The chili verde experiment is ticking along in the crockpot, returning me,
after several months, to that lovely virtuous state of knowing that
dinner is cooking and it isn't even lunchtime yet. Heh. Thanks again to
K. for the Xmas gift a couple years ago.
Under the heading of TMI, my nipples are flaking. I realize that at this point,
some people are going to start asking questions intended to find out whether
I should worry about this. No, they aren't sore (less sore in the last
few weeks than during the first few months). No, they aren't red. No,
there isn't anything coming out. I don't think this is pathological.
I think this is a completely normal development preparing the breasts
for nursing, because associated with the flaking is the nipples getting
noticeably longer. But the whole thing is frustrating, because if you
attempt to figure out what's going on, whether via books or the web,
there's usually a checklist (or, in a forum, a bunch of questions) of
whether its something to worry about, without necessarily including an
explanation that this might be normal and what's going on. The last breast
weirdness in this pregnancy was one morning noticing the clock-face-like
appearance of enlarged Montgomery's glands one morning. (To be fair, when
I ask my midwives questions about stuff like this, I get direct and
I realize there's a risk I sound obsessed with my breasts at this point.
I feel obsessed in some ways.
I just wish that all these web sites and books actually had a bunch of
useful trivia about normal body changes (including these ones) in addition to
the more obvious trivia. Basically, a geek's guide to being pregnant.
I don't want reassurance. I don't need permission. Just the facts, ma'am.
(Of which there are precious few, I might add.)
In unrelated commentary, I'm reading _Internal Bleeding_ (because I don't
have enough fuel for my loathing of medicine in America already) and
really quite appalled by it. Not only do they repeat the hoary (and quite
untrue) bit about airplanes being safer than cars (in fact, they're twice
as dangerous in the US on a per mile basis, unless you limit air travel
to single legs in excess of a thousand miles, run by commercial carriers,
etc.). They also seem to think that because the IRS, NASA and some other
government agencies have had trouble computerizing, this justifies the
abysmal state of information management in hospitals. That hospitals
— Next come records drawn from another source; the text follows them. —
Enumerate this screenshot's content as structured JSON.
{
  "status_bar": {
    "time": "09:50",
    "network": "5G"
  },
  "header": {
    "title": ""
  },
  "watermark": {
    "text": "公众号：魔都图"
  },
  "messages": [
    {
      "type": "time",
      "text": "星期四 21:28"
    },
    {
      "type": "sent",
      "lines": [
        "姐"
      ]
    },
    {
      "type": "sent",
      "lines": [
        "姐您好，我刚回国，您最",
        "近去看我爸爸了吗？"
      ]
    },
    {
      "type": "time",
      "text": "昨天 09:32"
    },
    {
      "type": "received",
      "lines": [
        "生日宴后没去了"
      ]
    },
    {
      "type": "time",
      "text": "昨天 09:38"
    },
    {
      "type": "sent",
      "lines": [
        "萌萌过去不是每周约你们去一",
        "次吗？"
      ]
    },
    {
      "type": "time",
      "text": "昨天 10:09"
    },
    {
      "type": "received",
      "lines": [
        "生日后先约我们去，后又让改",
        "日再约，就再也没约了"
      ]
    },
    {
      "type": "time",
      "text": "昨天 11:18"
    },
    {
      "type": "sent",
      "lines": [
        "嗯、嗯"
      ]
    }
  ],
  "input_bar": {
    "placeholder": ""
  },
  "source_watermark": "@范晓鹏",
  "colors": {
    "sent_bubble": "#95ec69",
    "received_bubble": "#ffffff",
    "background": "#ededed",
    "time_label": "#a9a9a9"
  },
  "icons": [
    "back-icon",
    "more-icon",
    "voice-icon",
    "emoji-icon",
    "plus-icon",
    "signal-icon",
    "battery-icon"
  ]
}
generate unique demands on information management. As near as I can tell,
most hospitals don't even hire competent file clerks. Most of the
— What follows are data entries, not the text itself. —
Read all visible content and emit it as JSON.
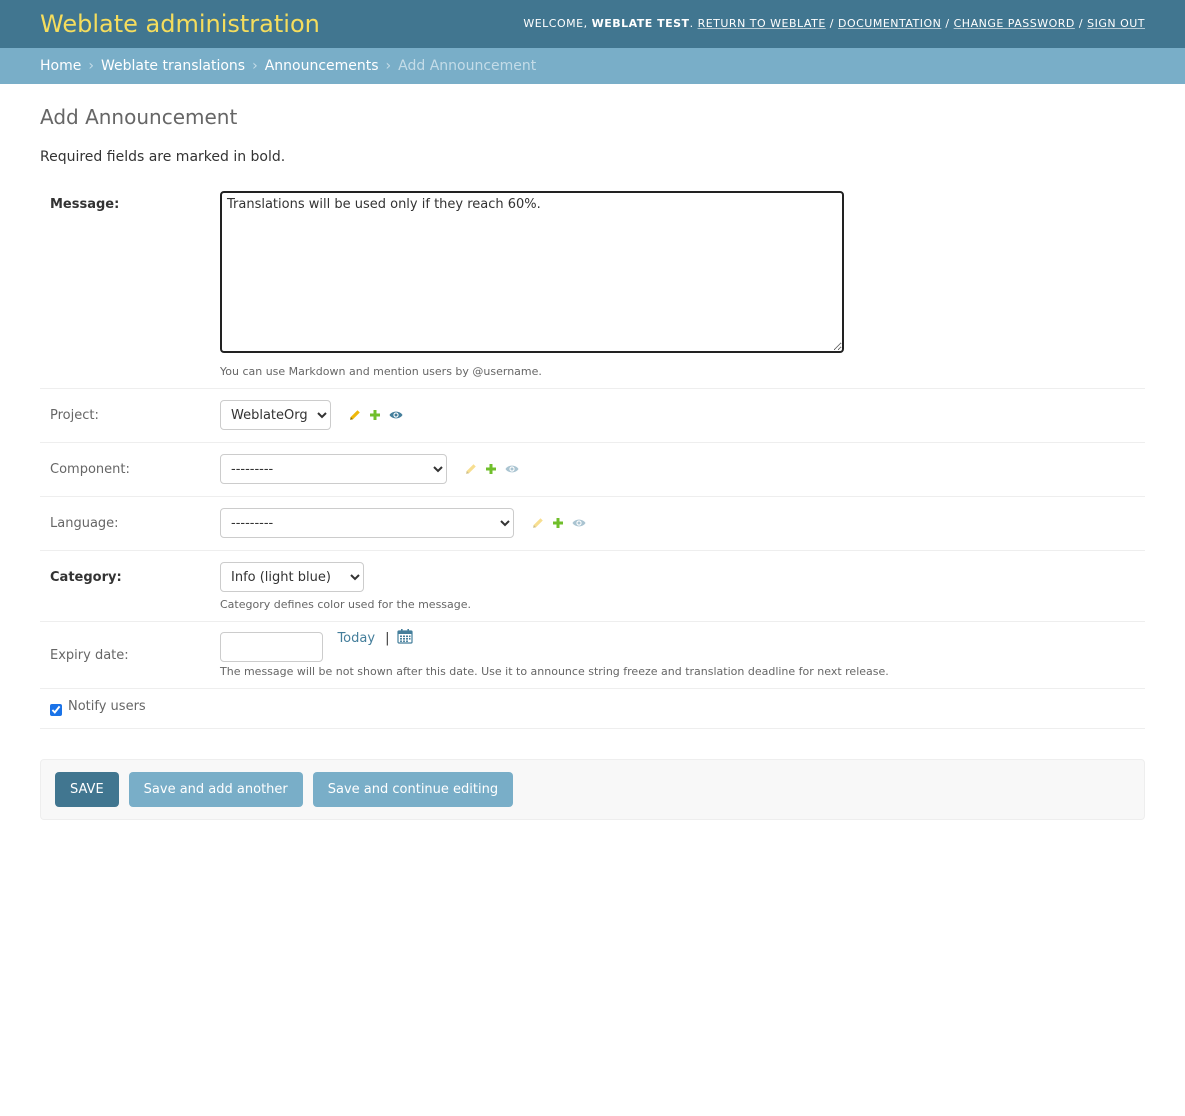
{
  "header": {
    "branding": "Weblate administration",
    "welcome": "Welcome,",
    "username": "Weblate Test",
    "links": [
      "Return to Weblate",
      "Documentation",
      "Change password",
      "Sign out"
    ]
  },
  "breadcrumbs": {
    "items": [
      "Home",
      "Weblate translations",
      "Announcements"
    ],
    "current": "Add Announcement"
  },
  "page": {
    "title": "Add Announcement",
    "note": "Required fields are marked in bold."
  },
  "form": {
    "message": {
      "label": "Message:",
      "value": "Translations will be used only if they reach 60%.",
      "help": "You can use Markdown and mention users by @username."
    },
    "project": {
      "label": "Project:",
      "selected": "WeblateOrg"
    },
    "component": {
      "label": "Component:",
      "selected": "---------"
    },
    "language": {
      "label": "Language:",
      "selected": "---------"
    },
    "category": {
      "label": "Category:",
      "selected": "Info (light blue)",
      "help": "Category defines color used for the message."
    },
    "expiry": {
      "label": "Expiry date:",
      "value": "",
      "today": "Today",
      "separator": "|",
      "help": "The message will be not shown after this date. Use it to announce string freeze and translation deadline for next release."
    },
    "notify": {
      "label": "Notify users",
      "checked": true
    }
  },
  "buttons": {
    "save": "Save",
    "save_add": "Save and add another",
    "save_continue": "Save and continue editing"
  },
  "colors": {
    "header": "#417690",
    "branding": "#f5dd5d",
    "breadcrumbs": "#79aec8",
    "pencil": "#efb80b",
    "plus": "#70bf2b",
    "eye": "#447e9b"
  },
  "icons": {
    "change": "pencil-icon",
    "add": "plus-icon",
    "view": "eye-icon",
    "calendar": "calendar-icon"
  }
}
ridiculous records/charts f-ups look to me directly attributable to
having a massive filing system and no dedicated professionals to
managing it. In large organizations of specialists, logistics is where
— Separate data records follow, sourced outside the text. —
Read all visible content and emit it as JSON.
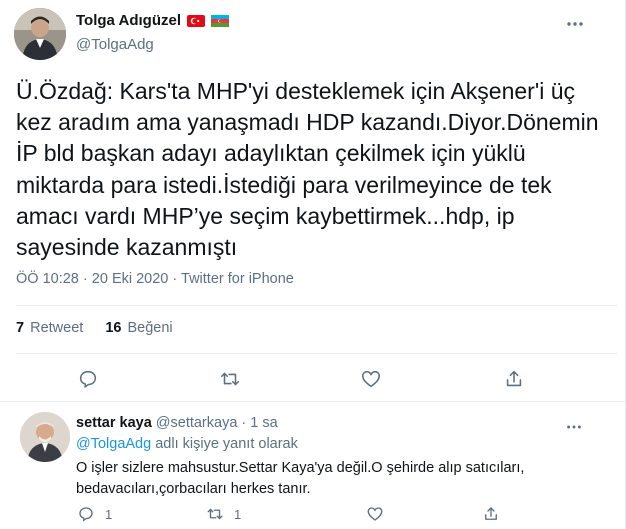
{
  "tweet": {
    "author_name": "Tolga Adıgüzel",
    "author_handle": "@TolgaAdg",
    "text": "Ü.Özdağ: Kars'ta MHP'yi desteklemek için Akşener'i üç\nkez aradım ama yanaşmadı HDP kazandı.Diyor.Dönemin\nİP bld başkan adayı adaylıktan çekilmek için yüklü\nmiktarda para istedi.İstediği para verilmeyince de tek\namacı vardı MHP’ye seçim kaybettirmek...hdp, ip\nsayesinde kazanmıştı",
    "time": "ÖÖ 10:28",
    "separator": "·",
    "date": "20 Eki 2020",
    "source": "Twitter for iPhone",
    "retweet_count": "7",
    "retweet_label": "Retweet",
    "like_count": "16",
    "like_label": "Beğeni",
    "flags": [
      "turkey-flag-icon",
      "azerbaijan-flag-icon"
    ]
  },
  "actions": {
    "icons": [
      "reply-icon",
      "retweet-icon",
      "like-icon",
      "share-icon"
    ]
  },
  "reply": {
    "author_name": "settar kaya",
    "author_handle": "@settarkaya",
    "separator": "·",
    "time": "1 sa",
    "replying_prefix": "@TolgaAdg",
    "replying_suffix": "adlı kişiye yanıt olarak",
    "text": "O işler sizlere mahsustur.Settar Kaya'ya değil.O şehirde alıp satıcıları,\nbedavacıları,çorbacıları herkes tanır.",
    "reply_count": "1",
    "retweet_count": "1",
    "like_count": "",
    "share_count": ""
  },
  "colors": {
    "text": "#0f1419",
    "secondary": "#5b7083",
    "link": "#1b95e0",
    "divider": "#e6ecf0"
  }
}
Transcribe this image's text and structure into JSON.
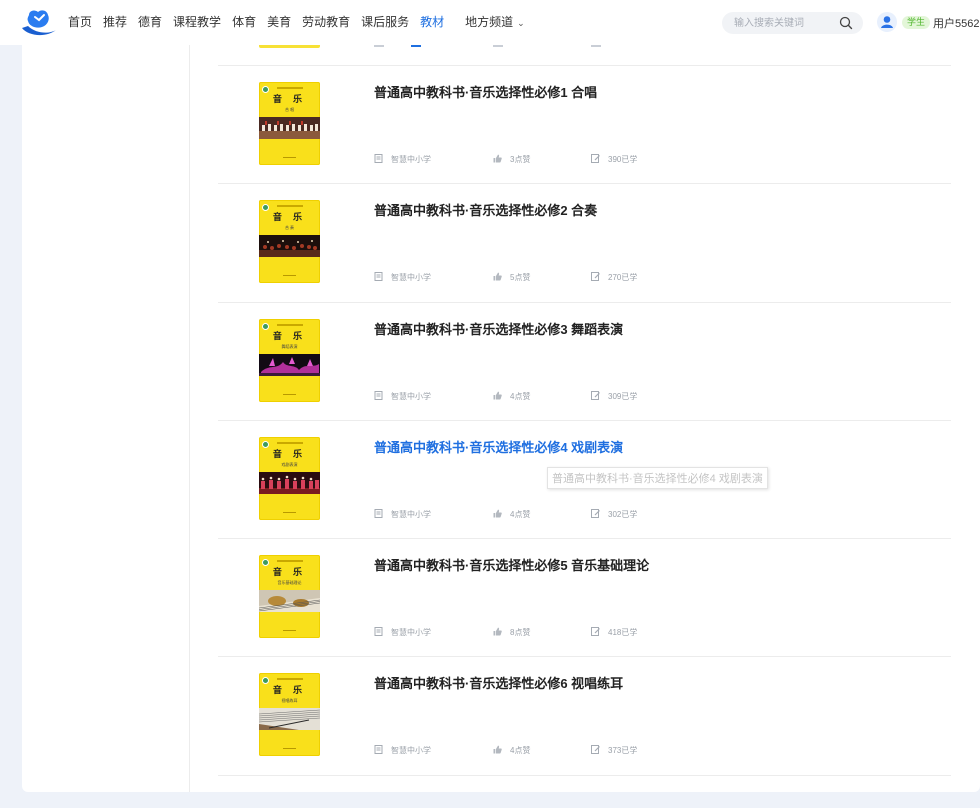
{
  "nav": {
    "items": [
      "首页",
      "推荐",
      "德育",
      "课程教学",
      "体育",
      "美育",
      "劳动教育",
      "课后服务",
      "教材"
    ],
    "active": "教材",
    "local_channel": "地方频道"
  },
  "search": {
    "placeholder": "输入搜索关键词"
  },
  "user": {
    "role": "学生",
    "name": "用户5562"
  },
  "books": [
    {
      "title": "普通高中教科书·音乐选择性必修1 合唱",
      "cover_title": "音 乐",
      "cover_sub": "合 唱",
      "publisher": "智慧中小学",
      "likes": "3点赞",
      "learned": "390已学"
    },
    {
      "title": "普通高中教科书·音乐选择性必修2 合奏",
      "cover_title": "音 乐",
      "cover_sub": "合 奏",
      "publisher": "智慧中小学",
      "likes": "5点赞",
      "learned": "270已学"
    },
    {
      "title": "普通高中教科书·音乐选择性必修3 舞蹈表演",
      "cover_title": "音 乐",
      "cover_sub": "舞蹈表演",
      "publisher": "智慧中小学",
      "likes": "4点赞",
      "learned": "309已学"
    },
    {
      "title": "普通高中教科书·音乐选择性必修4 戏剧表演",
      "cover_title": "音 乐",
      "cover_sub": "戏剧表演",
      "publisher": "智慧中小学",
      "likes": "4点赞",
      "learned": "302已学"
    },
    {
      "title": "普通高中教科书·音乐选择性必修5 音乐基础理论",
      "cover_title": "音 乐",
      "cover_sub": "音乐基础理论",
      "publisher": "智慧中小学",
      "likes": "8点赞",
      "learned": "418已学"
    },
    {
      "title": "普通高中教科书·音乐选择性必修6 视唱练耳",
      "cover_title": "音 乐",
      "cover_sub": "视唱练耳",
      "publisher": "智慧中小学",
      "likes": "4点赞",
      "learned": "373已学"
    }
  ],
  "hovered_index": 3,
  "tooltip": "普通高中教科书·音乐选择性必修4 戏剧表演",
  "colors": {
    "accent": "#1e6fe0",
    "cover_yellow": "#f9e01b",
    "badge_green": "#4fb52c"
  }
}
it's at, and I think medicine overgrew and didn't realize it. If we
had those people in place, they would further tend to notice what
behaviors externally made their life suck, and would tend to rationalize
the behavior of the staff in general, and a few of the geekier ones
might notice error trends and start documenting them along with
their downstream costs (which so far look completely unaccounted for
when hospitals make c/b decisions).
Worse than that, tho, I recently realized there's a huge $ cost of
medicine that is completely unaccounted for in our society (or wrongly
accounted for). People charge medical services and drugs, and then
pay interest/late fees/higher service fees due to ensuing bankruptcies
of other people etc. None of that would have been incurred without
the initial medical charge -- so all of it should be attributed to
the cost of medicine in America. And yet, it isn't.
I've been having a lot of fun going for long walks lately with friends.
Lots of wonderful conversations, getting to know the neighborhood in
more detail. Seattle is great for walking in the city.